──────── INPUT MATERIAL
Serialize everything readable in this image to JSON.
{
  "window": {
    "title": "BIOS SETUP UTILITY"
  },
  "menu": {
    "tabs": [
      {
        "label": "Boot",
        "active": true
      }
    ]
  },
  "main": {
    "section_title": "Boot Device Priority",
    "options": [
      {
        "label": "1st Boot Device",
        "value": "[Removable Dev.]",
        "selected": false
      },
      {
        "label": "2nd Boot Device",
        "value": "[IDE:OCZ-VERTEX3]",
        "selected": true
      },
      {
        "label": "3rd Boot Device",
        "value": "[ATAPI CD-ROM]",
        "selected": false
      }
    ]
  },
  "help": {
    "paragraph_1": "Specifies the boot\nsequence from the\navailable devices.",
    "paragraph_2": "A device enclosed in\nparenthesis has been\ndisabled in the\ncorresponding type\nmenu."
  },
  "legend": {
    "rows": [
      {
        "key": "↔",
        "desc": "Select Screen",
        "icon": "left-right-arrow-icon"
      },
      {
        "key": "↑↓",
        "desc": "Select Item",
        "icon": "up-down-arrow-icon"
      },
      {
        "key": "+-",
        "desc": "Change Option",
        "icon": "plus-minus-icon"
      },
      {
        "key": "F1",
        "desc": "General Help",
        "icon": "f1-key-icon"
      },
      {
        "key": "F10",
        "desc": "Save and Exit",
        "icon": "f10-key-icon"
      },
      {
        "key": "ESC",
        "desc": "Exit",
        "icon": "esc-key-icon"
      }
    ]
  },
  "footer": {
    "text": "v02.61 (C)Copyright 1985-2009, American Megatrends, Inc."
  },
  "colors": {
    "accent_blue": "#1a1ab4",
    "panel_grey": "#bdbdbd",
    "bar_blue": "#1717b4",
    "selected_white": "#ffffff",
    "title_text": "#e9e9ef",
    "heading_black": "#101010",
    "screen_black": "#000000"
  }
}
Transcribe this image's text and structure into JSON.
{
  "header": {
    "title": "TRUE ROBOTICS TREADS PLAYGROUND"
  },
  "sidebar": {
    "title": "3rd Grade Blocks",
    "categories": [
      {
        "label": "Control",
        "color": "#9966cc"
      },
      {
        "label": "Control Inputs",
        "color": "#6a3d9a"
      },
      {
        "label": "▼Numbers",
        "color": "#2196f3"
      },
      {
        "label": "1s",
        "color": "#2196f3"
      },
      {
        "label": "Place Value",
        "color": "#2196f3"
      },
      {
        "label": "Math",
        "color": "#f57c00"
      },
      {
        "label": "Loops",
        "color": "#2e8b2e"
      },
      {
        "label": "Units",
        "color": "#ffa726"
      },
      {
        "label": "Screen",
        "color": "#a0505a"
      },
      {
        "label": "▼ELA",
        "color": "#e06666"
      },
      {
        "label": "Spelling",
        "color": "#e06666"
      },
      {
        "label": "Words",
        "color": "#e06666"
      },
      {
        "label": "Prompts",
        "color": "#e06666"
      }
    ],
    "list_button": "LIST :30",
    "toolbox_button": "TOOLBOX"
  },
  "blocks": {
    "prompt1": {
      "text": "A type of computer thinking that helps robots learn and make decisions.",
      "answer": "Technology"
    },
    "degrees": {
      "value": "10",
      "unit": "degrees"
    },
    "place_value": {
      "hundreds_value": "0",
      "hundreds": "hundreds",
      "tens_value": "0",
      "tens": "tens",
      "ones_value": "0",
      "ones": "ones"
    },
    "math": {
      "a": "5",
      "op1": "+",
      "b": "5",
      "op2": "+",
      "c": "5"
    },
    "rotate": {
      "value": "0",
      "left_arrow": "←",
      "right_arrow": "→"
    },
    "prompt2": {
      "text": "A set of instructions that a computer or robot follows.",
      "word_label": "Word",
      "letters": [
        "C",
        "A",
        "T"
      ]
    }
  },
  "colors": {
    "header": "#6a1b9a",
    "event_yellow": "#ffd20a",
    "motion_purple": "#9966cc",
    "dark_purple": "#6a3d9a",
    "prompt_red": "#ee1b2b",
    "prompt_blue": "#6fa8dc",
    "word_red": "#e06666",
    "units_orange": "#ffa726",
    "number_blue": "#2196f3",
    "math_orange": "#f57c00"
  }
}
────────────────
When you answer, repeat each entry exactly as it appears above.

Serialize everything readable in this image to JSON.
{
  "window": {
    "title": "BIOS SETUP UTILITY"
  },
  "menu": {
    "tabs": [
      {
        "label": "Boot",
        "active": true
      }
    ]
  },
  "main": {
    "section_title": "Boot Device Priority",
    "options": [
      {
        "label": "1st Boot Device",
        "value": "[Removable Dev.]",
        "selected": false
      },
      {
        "label": "2nd Boot Device",
        "value": "[IDE:OCZ-VERTEX3]",
        "selected": true
      },
      {
        "label": "3rd Boot Device",
        "value": "[ATAPI CD-ROM]",
        "selected": false
      }
    ]
  },
  "help": {
    "paragraph_1": "Specifies the boot\nsequence from the\navailable devices.",
    "paragraph_2": "A device enclosed in\nparenthesis has been\ndisabled in the\ncorresponding type\nmenu."
  },
  "legend": {
    "rows": [
      {
        "key": "↔",
        "desc": "Select Screen",
        "icon": "left-right-arrow-icon"
      },
      {
        "key": "↑↓",
        "desc": "Select Item",
        "icon": "up-down-arrow-icon"
      },
      {
        "key": "+-",
        "desc": "Change Option",
        "icon": "plus-minus-icon"
      },
      {
        "key": "F1",
        "desc": "General Help",
        "icon": "f1-key-icon"
      },
      {
        "key": "F10",
        "desc": "Save and Exit",
        "icon": "f10-key-icon"
      },
      {
        "key": "ESC",
        "desc": "Exit",
        "icon": "esc-key-icon"
      }
    ]
  },
  "footer": {
    "text": "v02.61 (C)Copyright 1985-2009, American Megatrends, Inc."
  },
  "colors": {
    "accent_blue": "#1a1ab4",
    "panel_grey": "#bdbdbd",
    "bar_blue": "#1717b4",
    "selected_white": "#ffffff",
    "title_text": "#e9e9ef",
    "heading_black": "#101010",
    "screen_black": "#000000"
  }
}
Transcribe this image's text and structure into JSON.
{
  "header": {
    "title": "TRUE ROBOTICS TREADS PLAYGROUND"
  },
  "sidebar": {
    "title": "3rd Grade Blocks",
    "categories": [
      {
        "label": "Control",
        "color": "#9966cc"
      },
      {
        "label": "Control Inputs",
        "color": "#6a3d9a"
      },
      {
        "label": "▼Numbers",
        "color": "#2196f3"
      },
      {
        "label": "1s",
        "color": "#2196f3"
      },
      {
        "label": "Place Value",
        "color": "#2196f3"
      },
      {
        "label": "Math",
        "color": "#f57c00"
      },
      {
        "label": "Loops",
        "color": "#2e8b2e"
      },
      {
        "label": "Units",
        "color": "#ffa726"
      },
      {
        "label": "Screen",
        "color": "#a0505a"
      },
      {
        "label": "▼ELA",
        "color": "#e06666"
      },
      {
        "label": "Spelling",
        "color": "#e06666"
      },
      {
        "label": "Words",
        "color": "#e06666"
      },
      {
        "label": "Prompts",
        "color": "#e06666"
      }
    ],
    "list_button": "LIST :30",
    "toolbox_button": "TOOLBOX"
  },
  "blocks": {
    "prompt1": {
      "text": "A type of computer thinking that helps robots learn and make decisions.",
      "answer": "Technology"
    },
    "degrees": {
      "value": "10",
      "unit": "degrees"
    },
    "place_value": {
      "hundreds_value": "0",
      "hundreds": "hundreds",
      "tens_value": "0",
      "tens": "tens",
      "ones_value": "0",
      "ones": "ones"
    },
    "math": {
      "a": "5",
      "op1": "+",
      "b": "5",
      "op2": "+",
      "c": "5"
    },
    "rotate": {
      "value": "0",
      "left_arrow": "←",
      "right_arrow": "→"
    },
    "prompt2": {
      "text": "A set of instructions that a computer or robot follows.",
      "word_label": "Word",
      "letters": [
        "C",
        "A",
        "T"
      ]
    }
  },
  "colors": {
    "header": "#6a1b9a",
    "event_yellow": "#ffd20a",
    "motion_purple": "#9966cc",
    "dark_purple": "#6a3d9a",
    "prompt_red": "#ee1b2b",
    "prompt_blue": "#6fa8dc",
    "word_red": "#e06666",
    "units_orange": "#ffa726",
    "number_blue": "#2196f3",
    "math_orange": "#f57c00"
  }
}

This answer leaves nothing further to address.